Why do we have this concept, Nature? What purpose does this word serve?
Too often, it is used to describe the world outside of us, yet not a part of us; the place where we live, yet not what we are. It is used juxtapositionally with industry, culture, and humanity. It functionally exists as one half of the Cartesian dualistic dichotomy, invariably with us, and forms of our lifestyles, on the other side.
Within this word and its worldview, we are perpetually held at arms-length from the very source of our power, livelihood, abundance, nourishment, and relations. We are separated, torn asunder, divorced, removed, yet also elevated as supreme, glorified as the pinnacle of existence, entitled to exploit its riches.
In such a dance, the exploiter and the exploited can never be joined as equals, as mutual givers, as partners in shared work and goals, or as allies on the same side of the imaginal line rather than on opposite sides. Western modernist worldview forever pits us against Nature by its very definition so that within it, we are doomed to waging perpetual war against Nature. Our societies, industries, and institutions support and perpetuate this view and war, ensuring its longevity and vitality.

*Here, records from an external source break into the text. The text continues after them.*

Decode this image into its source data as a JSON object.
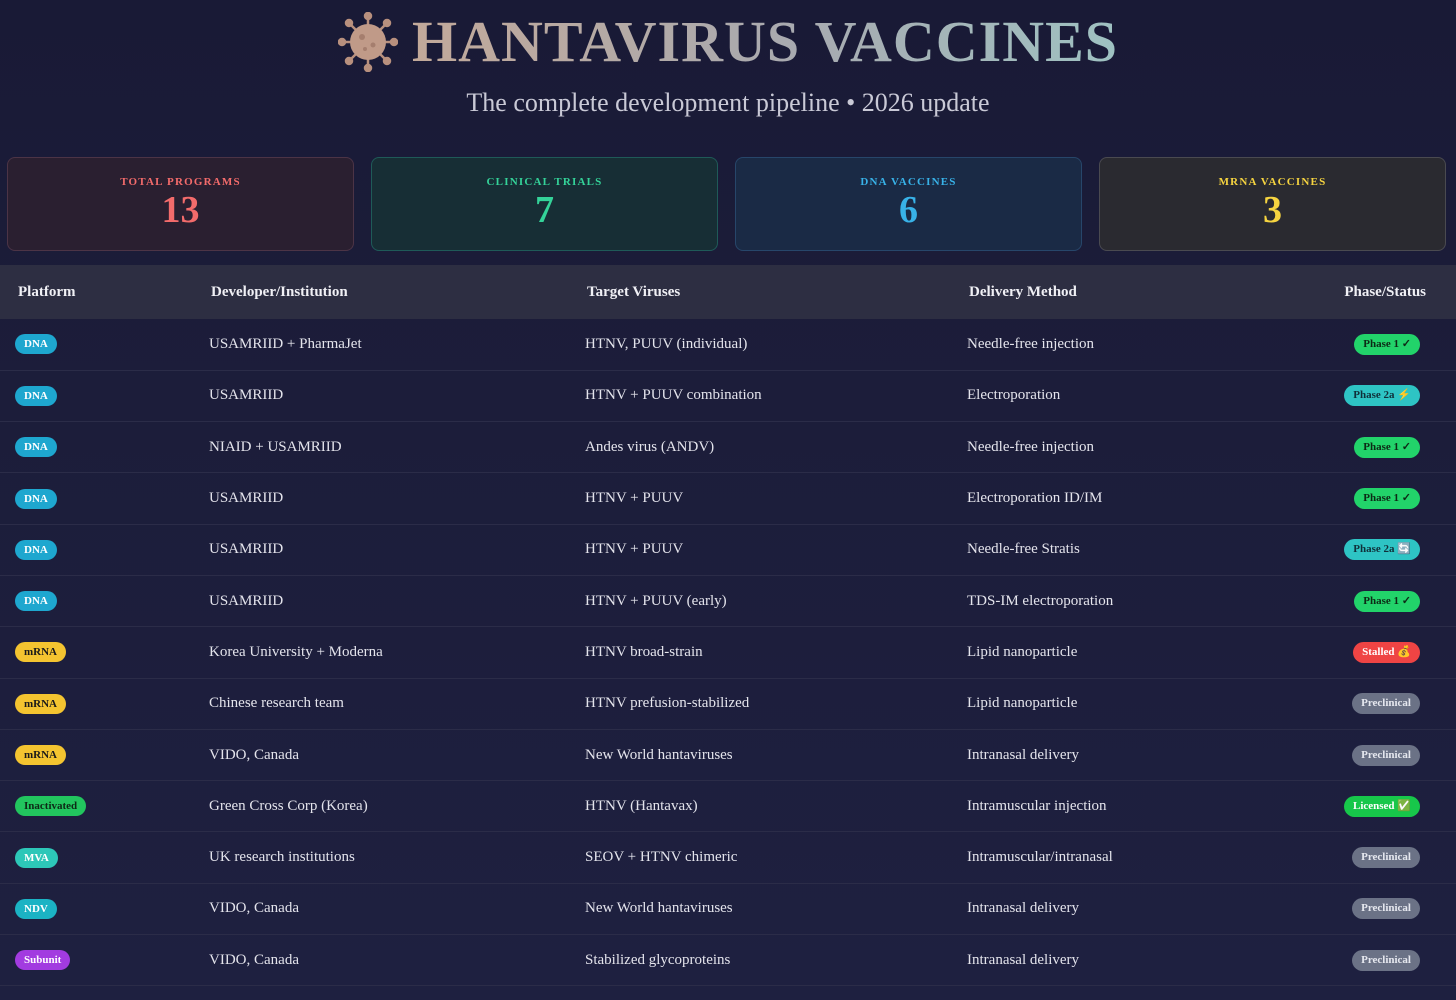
{
  "header": {
    "title": "HANTAVIRUS VACCINES",
    "subtitle": "The complete development pipeline • 2026 update",
    "icon": "virus-icon"
  },
  "stats": [
    {
      "label": "TOTAL PROGRAMS",
      "value": "13",
      "color": "#f36b6b"
    },
    {
      "label": "CLINICAL TRIALS",
      "value": "7",
      "color": "#34d399"
    },
    {
      "label": "DNA VACCINES",
      "value": "6",
      "color": "#38b2e8"
    },
    {
      "label": "MRNA VACCINES",
      "value": "3",
      "color": "#f6d440"
    }
  ],
  "table": {
    "headers": [
      "Platform",
      "Developer/Institution",
      "Target Viruses",
      "Delivery Method",
      "Phase/Status"
    ],
    "rows": [
      {
        "platform": "DNA",
        "developer": "USAMRIID + PharmaJet",
        "target": "HTNV, PUUV (individual)",
        "delivery": "Needle-free injection",
        "status": "Phase 1 ✓"
      },
      {
        "platform": "DNA",
        "developer": "USAMRIID",
        "target": "HTNV + PUUV combination",
        "delivery": "Electroporation",
        "status": "Phase 2a ⚡"
      },
      {
        "platform": "DNA",
        "developer": "NIAID + USAMRIID",
        "target": "Andes virus (ANDV)",
        "delivery": "Needle-free injection",
        "status": "Phase 1 ✓"
      },
      {
        "platform": "DNA",
        "developer": "USAMRIID",
        "target": "HTNV + PUUV",
        "delivery": "Electroporation ID/IM",
        "status": "Phase 1 ✓"
      },
      {
        "platform": "DNA",
        "developer": "USAMRIID",
        "target": "HTNV + PUUV",
        "delivery": "Needle-free Stratis",
        "status": "Phase 2a 🔄"
      },
      {
        "platform": "DNA",
        "developer": "USAMRIID",
        "target": "HTNV + PUUV (early)",
        "delivery": "TDS-IM electroporation",
        "status": "Phase 1 ✓"
      },
      {
        "platform": "mRNA",
        "developer": "Korea University + Moderna",
        "target": "HTNV broad-strain",
        "delivery": "Lipid nanoparticle",
        "status": "Stalled 💰"
      },
      {
        "platform": "mRNA",
        "developer": "Chinese research team",
        "target": "HTNV prefusion-stabilized",
        "delivery": "Lipid nanoparticle",
        "status": "Preclinical"
      },
      {
        "platform": "mRNA",
        "developer": "VIDO, Canada",
        "target": "New World hantaviruses",
        "delivery": "Intranasal delivery",
        "status": "Preclinical"
      },
      {
        "platform": "Inactivated",
        "developer": "Green Cross Corp (Korea)",
        "target": "HTNV (Hantavax)",
        "delivery": "Intramuscular injection",
        "status": "Licensed ✅"
      },
      {
        "platform": "MVA",
        "developer": "UK research institutions",
        "target": "SEOV + HTNV chimeric",
        "delivery": "Intramuscular/intranasal",
        "status": "Preclinical"
      },
      {
        "platform": "NDV",
        "developer": "VIDO, Canada",
        "target": "New World hantaviruses",
        "delivery": "Intranasal delivery",
        "status": "Preclinical"
      },
      {
        "platform": "Subunit",
        "developer": "VIDO, Canada",
        "target": "Stabilized glycoproteins",
        "delivery": "Intranasal delivery",
        "status": "Preclinical"
      }
    ]
  }
}
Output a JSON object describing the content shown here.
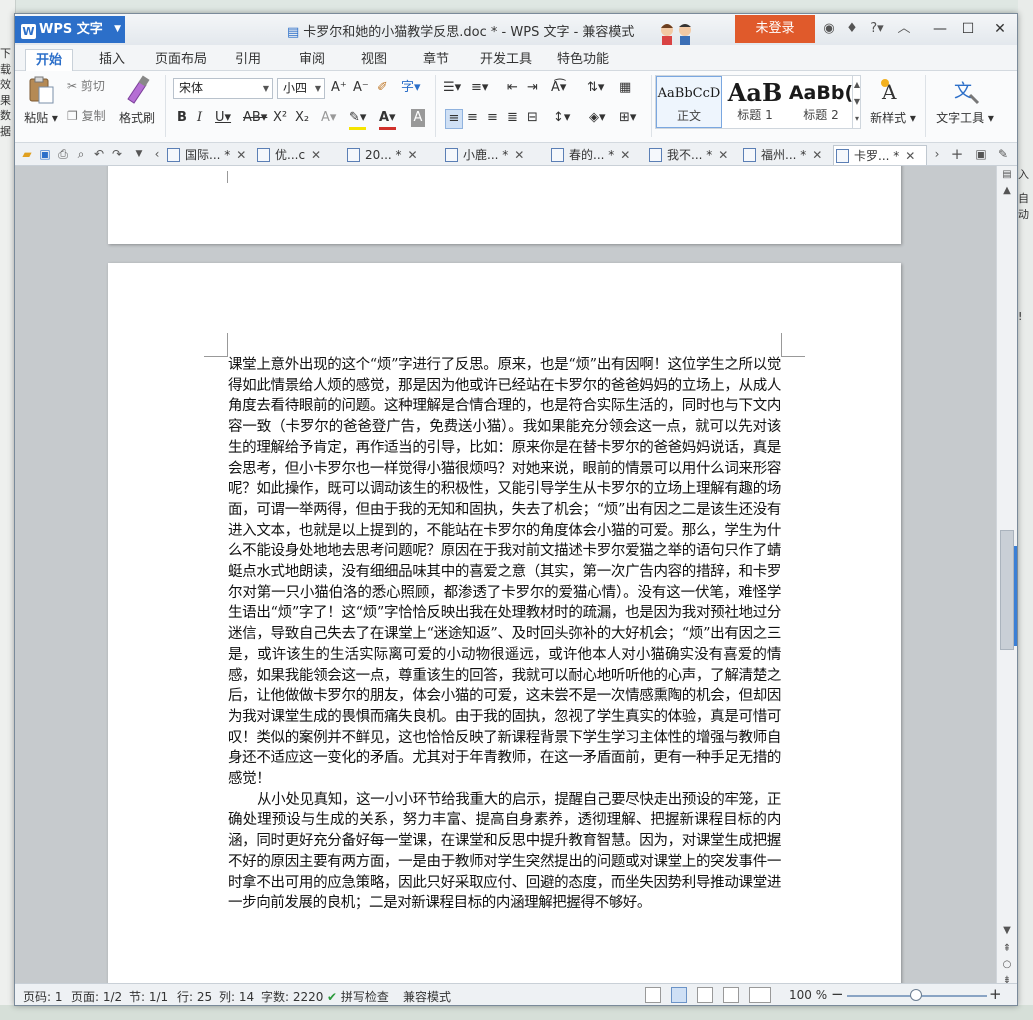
{
  "desktop": {
    "left_fragments": [
      "下载",
      "效果",
      "数据"
    ],
    "right_fragments": [
      "入",
      "自动",
      "!"
    ]
  },
  "app": {
    "name": "WPS 文字",
    "document_title": "卡罗尔和她的小猫教学反思.doc * - WPS 文字 - 兼容模式",
    "login_label": "未登录"
  },
  "menu": {
    "tabs": [
      "开始",
      "插入",
      "页面布局",
      "引用",
      "审阅",
      "视图",
      "章节",
      "开发工具",
      "特色功能"
    ],
    "active_tab": "开始"
  },
  "ribbon": {
    "paste": "粘贴",
    "cut": "剪切",
    "copy": "复制",
    "format_painter": "格式刷",
    "font_name": "宋体",
    "font_size": "小四",
    "styles": [
      {
        "preview": "AaBbCcD",
        "name": "正文"
      },
      {
        "preview": "AaB",
        "name": "标题 1"
      },
      {
        "preview": "AaBb(",
        "name": "标题 2"
      }
    ],
    "new_style": "新样式",
    "text_tools": "文字工具"
  },
  "doc_tabs": [
    {
      "label": "国际... *",
      "active": false
    },
    {
      "label": "优...c",
      "active": false
    },
    {
      "label": "20... *",
      "active": false
    },
    {
      "label": "小鹿... *",
      "active": false
    },
    {
      "label": "春的... *",
      "active": false
    },
    {
      "label": "我不... *",
      "active": false
    },
    {
      "label": "福州... *",
      "active": false
    },
    {
      "label": "卡罗... *",
      "active": true
    }
  ],
  "document": {
    "paragraph1": "课堂上意外出现的这个“烦”字进行了反思。原来，也是“烦”出有因啊！这位学生之所以觉得如此情景给人烦的感觉，那是因为他或许已经站在卡罗尔的爸爸妈妈的立场上，从成人角度去看待眼前的问题。这种理解是合情合理的，也是符合实际生活的，同时也与下文内容一致（卡罗尔的爸爸登广告，免费送小猫）。我如果能充分领会这一点，就可以先对该生的理解给予肯定，再作适当的引导，比如：原来你是在替卡罗尔的爸爸妈妈说话，真是会思考，但小卡罗尔也一样觉得小猫很烦吗？对她来说，眼前的情景可以用什么词来形容呢？如此操作，既可以调动该生的积极性，又能引导学生从卡罗尔的立场上理解有趣的场面，可谓一举两得，但由于我的无知和固执，失去了机会；“烦”出有因之二是该生还没有进入文本，也就是以上提到的，不能站在卡罗尔的角度体会小猫的可爱。那么，学生为什么不能设身处地地去思考问题呢？原因在于我对前文描述卡罗尔爱猫之举的语句只作了蜻蜓点水式地朗读，没有细细品味其中的喜爱之意（其实，第一次广告内容的措辞，和卡罗尔对第一只小猫伯洛的悉心照顾，都渗透了卡罗尔的爱猫心情）。没有这一伏笔，难怪学生语出“烦”字了！这“烦”字恰恰反映出我在处理教材时的疏漏，也是因为我对预社地过分迷信，导致自己失去了在课堂上“迷途知返”、及时回头弥补的大好机会；“烦”出有因之三是，或许该生的生活实际离可爱的小动物很遥远，或许他本人对小猫确实没有喜爱的情感，如果我能领会这一点，尊重该生的回答，我就可以耐心地听听他的心声，了解清楚之后，让他做做卡罗尔的朋友，体会小猫的可爱，这未尝不是一次情感熏陶的机会，但却因为我对课堂生成的畏惧而痛失良机。由于我的固执，忽视了学生真实的体验，真是可惜可叹！类似的案例并不鲜见，这也恰恰反映了新课程背景下学生学习主体性的增强与教师自身还不适应这一变化的矛盾。尤其对于年青教师，在这一矛盾面前，更有一种手足无措的感觉！",
    "paragraph2": "从小处见真知，这一小小环节给我重大的启示，提醒自己要尽快走出预设的牢笼，正确处理预设与生成的关系，努力丰富、提高自身素养，透彻理解、把握新课程目标的内涵，同时更好充分备好每一堂课，在课堂和反思中提升教育智慧。因为，对课堂生成把握不好的原因主要有两方面，一是由于教师对学生突然提出的问题或对课堂上的突发事件一时拿不出可用的应急策略，因此只好采取应付、回避的态度，而坐失因势利导推动课堂进一步向前发展的良机；二是对新课程目标的内涵理解把握得不够好。"
  },
  "status": {
    "page_num": "页码: 1",
    "page": "页面: 1/2",
    "section": "节: 1/1",
    "row": "行: 25",
    "col": "列: 14",
    "word_count": "字数: 2220",
    "spell_check": "拼写检查",
    "mode": "兼容模式",
    "zoom": "100 %"
  },
  "colors": {
    "accent": "#2c6fc9",
    "login": "#e05a2b"
  }
}
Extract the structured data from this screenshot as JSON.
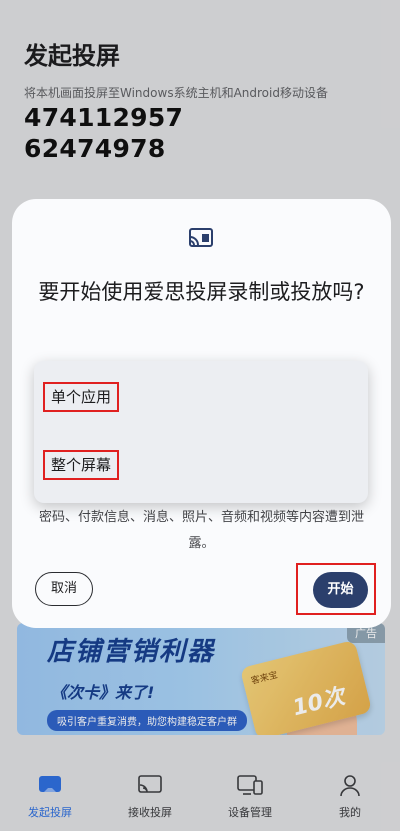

Though the Romantic era fought back against the bleak era of rising industrialism and capitalism and its soul-killing propensities, it was lead by aristocratic urbanites who were more in love with their idealized version of nature which they could paint, write, and philosophize about than they were with the actual living world and its living persons, human and otherwise. Saving the ideal was ultimately more important than forging respectful and mutually-beneficial relations with the other-than-human persons among whom they lived. No real social change was attempted, and so the division and the war raged on.
To cross the line and ally with Nature, we must re-engineer our attitudes and infrastructures which have long stood on the opposite side. When human persons live equitably, respectfully, and for mutual benefit with all the other-than-human persons surrounding us, we ally with Nature. When human cultures honor the personhood of other-than-human persons and harmonize with the life-support systems where they live, we ally with Nature. When human industries seek to meet human needs through caring for the land, caring for all persons, creating just enough, and sharing surpluses freely where needed, we ally with Nature. When our institutions uphold the value of all persons and their gits, and work to preserve and perpetuate the land’s life-supporting systems for the benefit of all persons, now and into the future, we ally with Nature.
When we ally with Nature, we understand that Nature encompasses all that is, including ourselves and our cultures, as it does other-than-human persons and their cultures, as well. We understand that Nature is what provides life for all persons, and that to stand separate from Nature is to be separated from what nourishes our very lives, which is no thing to be waging war against. When we ally with Nature, we appreciate how our reflective and engineering abilities are gifts which allow us to think on and design lifeways which protect Nature’s life-support systems, and understand that to destroy them is wrong because it threatens the livelihood of all the other-than-human persons depending upon those systems. They are our relations, brothers, sisters, and cousins of the land, who support our lives through their gifts. We in turn owe them our gifts for the benefit of their lives.
When we walk with relations instead of resources, and in life-support systems instead of environments, we ally with Nature. Once allied, we are fully and consciously encompassed and included, related and responsible. The otherness dissolves, and ‘Nature’ as a concept evaporates and disappears.
We finally become the human persons of the Living World.